* _WORK ORDER_:
Could you give the data below again exactly, apart from the pictures?

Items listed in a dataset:
* * *
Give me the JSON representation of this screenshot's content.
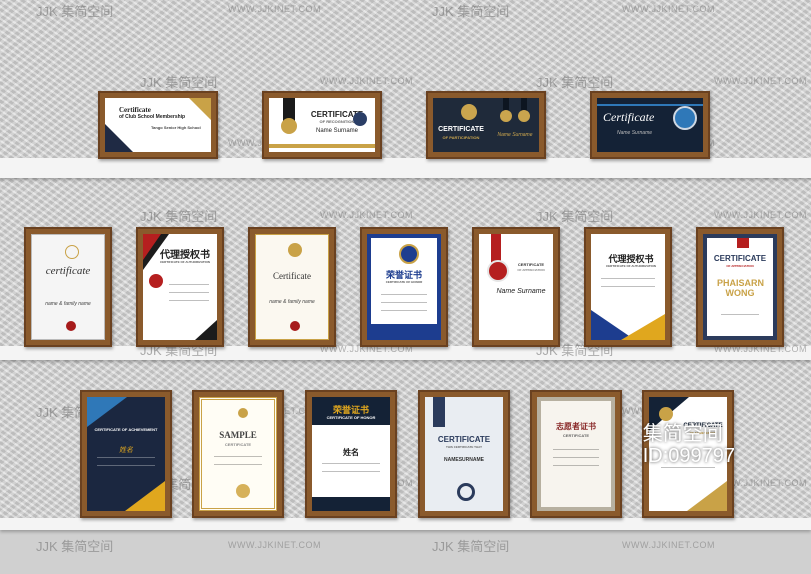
{
  "watermark": {
    "site": "WWW.JJKINET.COM",
    "logo": "JJK 集简空间"
  },
  "badge": {
    "line1": "集简空间",
    "line2": "ID:099797"
  },
  "shelf_top": [
    {
      "title": "Certificate",
      "subtitle": "of Club School Membership",
      "name": "Tango Senior High School"
    },
    {
      "title": "CERTIFICATE",
      "subtitle": "OF RECOGNITION",
      "name": "Name Surname"
    },
    {
      "title": "CERTIFICATE",
      "subtitle": "OF PARTICIPATION",
      "name": "Name Surname"
    },
    {
      "title": "Certificate",
      "subtitle": "",
      "name": "Name Surname"
    }
  ],
  "shelf_middle": [
    {
      "title": "certificate",
      "name": "name & family name"
    },
    {
      "title": "代理授权书",
      "subtitle": "CERTIFICATE OF AUTHORIZATION"
    },
    {
      "title": "Certificate",
      "name": "name & family name"
    },
    {
      "title": "荣誉证书",
      "subtitle": "CERTIFICATE OF HONOR"
    },
    {
      "title": "CERTIFICATE",
      "subtitle": "OF APPRECIATION",
      "name": "Name Surname"
    },
    {
      "title": "代理授权书",
      "subtitle": "CERTIFICATE OF AUTHORIZATION"
    },
    {
      "title": "CERTIFICATE",
      "subtitle": "OF APPRECIATION",
      "name": "PHAISARN WONG"
    }
  ],
  "shelf_bottom": [
    {
      "title": "CERTIFICATE OF ACHIEVEMENT",
      "name": "姓名"
    },
    {
      "title": "SAMPLE",
      "subtitle": "CERTIFICATE"
    },
    {
      "title": "荣誉证书",
      "subtitle": "CERTIFICATE OF HONOR",
      "name": "姓名"
    },
    {
      "title": "CERTIFICATE",
      "subtitle": "THIS CERTIFICATE THAT",
      "name": "NAMESURNAME"
    },
    {
      "title": "志愿者证书",
      "subtitle": "CERTIFICATE"
    },
    {
      "title": "CERTIFICATE",
      "subtitle": "OF ACHIEVEMENT"
    }
  ]
}
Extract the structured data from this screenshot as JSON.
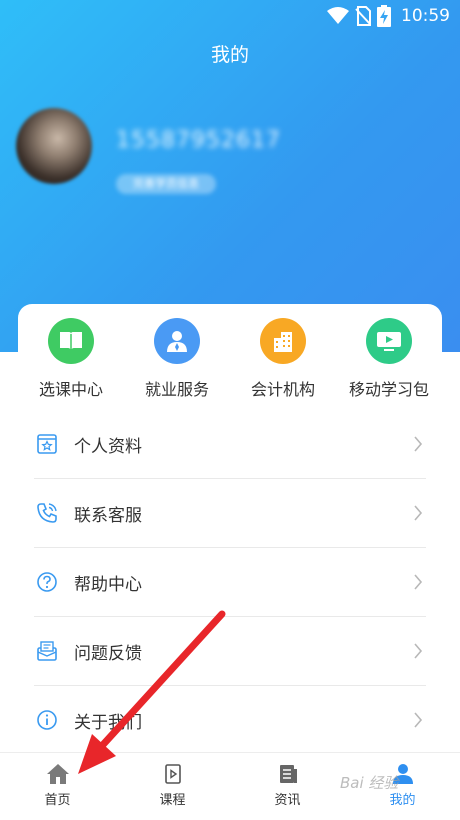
{
  "status": {
    "time": "10:59"
  },
  "page": {
    "title": "我的"
  },
  "profile": {
    "phone": "15587952617",
    "tag": "完善学员信息"
  },
  "quick_links": [
    {
      "label": "选课中心",
      "icon": "book-icon",
      "color": "#3fcb63"
    },
    {
      "label": "就业服务",
      "icon": "person-icon",
      "color": "#4a9af4"
    },
    {
      "label": "会计机构",
      "icon": "building-icon",
      "color": "#f8a824"
    },
    {
      "label": "移动学习包",
      "icon": "monitor-icon",
      "color": "#2ecb88"
    }
  ],
  "menu": [
    {
      "label": "个人资料",
      "icon": "profile-card-icon"
    },
    {
      "label": "联系客服",
      "icon": "phone-icon"
    },
    {
      "label": "帮助中心",
      "icon": "help-icon"
    },
    {
      "label": "问题反馈",
      "icon": "feedback-icon"
    },
    {
      "label": "关于我们",
      "icon": "info-icon"
    }
  ],
  "tabs": [
    {
      "label": "首页",
      "icon": "home-icon",
      "active": false
    },
    {
      "label": "课程",
      "icon": "course-icon",
      "active": false
    },
    {
      "label": "资讯",
      "icon": "news-icon",
      "active": false
    },
    {
      "label": "我的",
      "icon": "user-icon",
      "active": true
    }
  ],
  "colors": {
    "accent": "#2e8ff0",
    "annotation_arrow": "#e8262a"
  }
}
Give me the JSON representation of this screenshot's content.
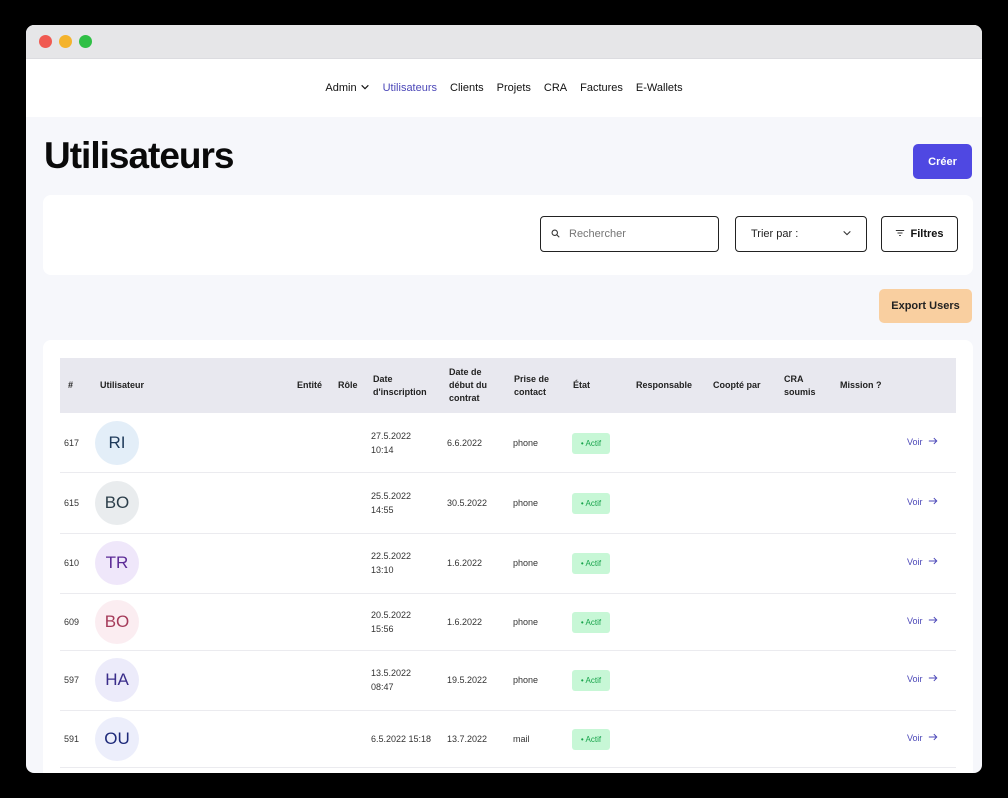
{
  "nav": {
    "items": [
      {
        "label": "Admin",
        "dropdown": true
      },
      {
        "label": "Utilisateurs",
        "active": true
      },
      {
        "label": "Clients"
      },
      {
        "label": "Projets"
      },
      {
        "label": "CRA"
      },
      {
        "label": "Factures"
      },
      {
        "label": "E-Wallets"
      }
    ]
  },
  "page": {
    "title": "Utilisateurs",
    "create_label": "Créer",
    "export_label": "Export Users"
  },
  "filters": {
    "search_placeholder": "Rechercher",
    "sort_label": "Trier par :",
    "filter_label": "Filtres"
  },
  "colors": {
    "accent": "#4f48e2",
    "export": "#f9cfa0",
    "badge_bg": "#c7f7d6",
    "badge_text": "#16a34a"
  },
  "table": {
    "headers": {
      "num": "#",
      "user": "Utilisateur",
      "entity": "Entité",
      "role": "Rôle",
      "signup": "Date d'inscription",
      "start": "Date de début du contrat",
      "contact": "Prise de contact",
      "state": "État",
      "manager": "Responsable",
      "coopted": "Coopté par",
      "cra": "CRA soumis",
      "mission": "Mission ?"
    },
    "rows": [
      {
        "id": "617",
        "initials": "RI",
        "avatar_bg": "#e3eef8",
        "avatar_fg": "#1f3a5a",
        "signup": "27.5.2022 10:14",
        "start": "6.6.2022",
        "contact": "phone",
        "state": "• Actif",
        "action": "Voir"
      },
      {
        "id": "615",
        "initials": "BO",
        "avatar_bg": "#e9ecee",
        "avatar_fg": "#2c3e4a",
        "signup": "25.5.2022 14:55",
        "start": "30.5.2022",
        "contact": "phone",
        "state": "• Actif",
        "action": "Voir"
      },
      {
        "id": "610",
        "initials": "TR",
        "avatar_bg": "#efe7fa",
        "avatar_fg": "#5b2a96",
        "signup": "22.5.2022 13:10",
        "start": "1.6.2022",
        "contact": "phone",
        "state": "• Actif",
        "action": "Voir"
      },
      {
        "id": "609",
        "initials": "BO",
        "avatar_bg": "#fbedf1",
        "avatar_fg": "#a53b5a",
        "signup": "20.5.2022 15:56",
        "start": "1.6.2022",
        "contact": "phone",
        "state": "• Actif",
        "action": "Voir"
      },
      {
        "id": "597",
        "initials": "HA",
        "avatar_bg": "#ecebfa",
        "avatar_fg": "#3a2d8a",
        "signup": "13.5.2022 08:47",
        "start": "19.5.2022",
        "contact": "phone",
        "state": "• Actif",
        "action": "Voir"
      },
      {
        "id": "591",
        "initials": "OU",
        "avatar_bg": "#eceefb",
        "avatar_fg": "#1e2a7a",
        "signup": "6.5.2022 15:18",
        "start": "13.7.2022",
        "contact": "mail",
        "state": "• Actif",
        "action": "Voir"
      }
    ]
  }
}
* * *
* _OUTPUT_:
Give me the JSON representation of this screenshot's content.
{
  "watermark": {
    "site": "WWW.JJKINET.COM",
    "logo": "JJK 集简空间"
  },
  "badge": {
    "line1": "集简空间",
    "line2": "ID:099797"
  },
  "shelf_top": [
    {
      "title": "Certificate",
      "subtitle": "of Club School Membership",
      "name": "Tango Senior High School"
    },
    {
      "title": "CERTIFICATE",
      "subtitle": "OF RECOGNITION",
      "name": "Name Surname"
    },
    {
      "title": "CERTIFICATE",
      "subtitle": "OF PARTICIPATION",
      "name": "Name Surname"
    },
    {
      "title": "Certificate",
      "subtitle": "",
      "name": "Name Surname"
    }
  ],
  "shelf_middle": [
    {
      "title": "certificate",
      "name": "name & family name"
    },
    {
      "title": "代理授权书",
      "subtitle": "CERTIFICATE OF AUTHORIZATION"
    },
    {
      "title": "Certificate",
      "name": "name & family name"
    },
    {
      "title": "荣誉证书",
      "subtitle": "CERTIFICATE OF HONOR"
    },
    {
      "title": "CERTIFICATE",
      "subtitle": "OF APPRECIATION",
      "name": "Name Surname"
    },
    {
      "title": "代理授权书",
      "subtitle": "CERTIFICATE OF AUTHORIZATION"
    },
    {
      "title": "CERTIFICATE",
      "subtitle": "OF APPRECIATION",
      "name": "PHAISARN WONG"
    }
  ],
  "shelf_bottom": [
    {
      "title": "CERTIFICATE OF ACHIEVEMENT",
      "name": "姓名"
    },
    {
      "title": "SAMPLE",
      "subtitle": "CERTIFICATE"
    },
    {
      "title": "荣誉证书",
      "subtitle": "CERTIFICATE OF HONOR",
      "name": "姓名"
    },
    {
      "title": "CERTIFICATE",
      "subtitle": "THIS CERTIFICATE THAT",
      "name": "NAMESURNAME"
    },
    {
      "title": "志愿者证书",
      "subtitle": "CERTIFICATE"
    },
    {
      "title": "CERTIFICATE",
      "subtitle": "OF ACHIEVEMENT"
    }
  ]
}
Extract the structured data from this screenshot as JSON.
{
  "status": {
    "time": "10:59"
  },
  "page": {
    "title": "我的"
  },
  "profile": {
    "phone": "15587952617",
    "tag": "完善学员信息"
  },
  "quick_links": [
    {
      "label": "选课中心",
      "icon": "book-icon",
      "color": "#3fcb63"
    },
    {
      "label": "就业服务",
      "icon": "person-icon",
      "color": "#4a9af4"
    },
    {
      "label": "会计机构",
      "icon": "building-icon",
      "color": "#f8a824"
    },
    {
      "label": "移动学习包",
      "icon": "monitor-icon",
      "color": "#2ecb88"
    }
  ],
  "menu": [
    {
      "label": "个人资料",
      "icon": "profile-card-icon"
    },
    {
      "label": "联系客服",
      "icon": "phone-icon"
    },
    {
      "label": "帮助中心",
      "icon": "help-icon"
    },
    {
      "label": "问题反馈",
      "icon": "feedback-icon"
    },
    {
      "label": "关于我们",
      "icon": "info-icon"
    }
  ],
  "tabs": [
    {
      "label": "首页",
      "icon": "home-icon",
      "active": false
    },
    {
      "label": "课程",
      "icon": "course-icon",
      "active": false
    },
    {
      "label": "资讯",
      "icon": "news-icon",
      "active": false
    },
    {
      "label": "我的",
      "icon": "user-icon",
      "active": true
    }
  ],
  "colors": {
    "accent": "#2e8ff0",
    "annotation_arrow": "#e8262a"
  }
}
Give me the JSON representation of this screenshot's content.
{
  "nav": {
    "items": [
      {
        "label": "Admin",
        "dropdown": true
      },
      {
        "label": "Utilisateurs",
        "active": true
      },
      {
        "label": "Clients"
      },
      {
        "label": "Projets"
      },
      {
        "label": "CRA"
      },
      {
        "label": "Factures"
      },
      {
        "label": "E-Wallets"
      }
    ]
  },
  "page": {
    "title": "Utilisateurs",
    "create_label": "Créer",
    "export_label": "Export Users"
  },
  "filters": {
    "search_placeholder": "Rechercher",
    "sort_label": "Trier par :",
    "filter_label": "Filtres"
  },
  "colors": {
    "accent": "#4f48e2",
    "export": "#f9cfa0",
    "badge_bg": "#c7f7d6",
    "badge_text": "#16a34a"
  },
  "table": {
    "headers": {
      "num": "#",
      "user": "Utilisateur",
      "entity": "Entité",
      "role": "Rôle",
      "signup": "Date d'inscription",
      "start": "Date de début du contrat",
      "contact": "Prise de contact",
      "state": "État",
      "manager": "Responsable",
      "coopted": "Coopté par",
      "cra": "CRA soumis",
      "mission": "Mission ?"
    },
    "rows": [
      {
        "id": "617",
        "initials": "RI",
        "avatar_bg": "#e3eef8",
        "avatar_fg": "#1f3a5a",
        "signup": "27.5.2022 10:14",
        "start": "6.6.2022",
        "contact": "phone",
        "state": "• Actif",
        "action": "Voir"
      },
      {
        "id": "615",
        "initials": "BO",
        "avatar_bg": "#e9ecee",
        "avatar_fg": "#2c3e4a",
        "signup": "25.5.2022 14:55",
        "start": "30.5.2022",
        "contact": "phone",
        "state": "• Actif",
        "action": "Voir"
      },
      {
        "id": "610",
        "initials": "TR",
        "avatar_bg": "#efe7fa",
        "avatar_fg": "#5b2a96",
        "signup": "22.5.2022 13:10",
        "start": "1.6.2022",
        "contact": "phone",
        "state": "• Actif",
        "action": "Voir"
      },
      {
        "id": "609",
        "initials": "BO",
        "avatar_bg": "#fbedf1",
        "avatar_fg": "#a53b5a",
        "signup": "20.5.2022 15:56",
        "start": "1.6.2022",
        "contact": "phone",
        "state": "• Actif",
        "action": "Voir"
      },
      {
        "id": "597",
        "initials": "HA",
        "avatar_bg": "#ecebfa",
        "avatar_fg": "#3a2d8a",
        "signup": "13.5.2022 08:47",
        "start": "19.5.2022",
        "contact": "phone",
        "state": "• Actif",
        "action": "Voir"
      },
      {
        "id": "591",
        "initials": "OU",
        "avatar_bg": "#eceefb",
        "avatar_fg": "#1e2a7a",
        "signup": "6.5.2022 15:18",
        "start": "13.7.2022",
        "contact": "mail",
        "state": "• Actif",
        "action": "Voir"
      }
    ]
  }
}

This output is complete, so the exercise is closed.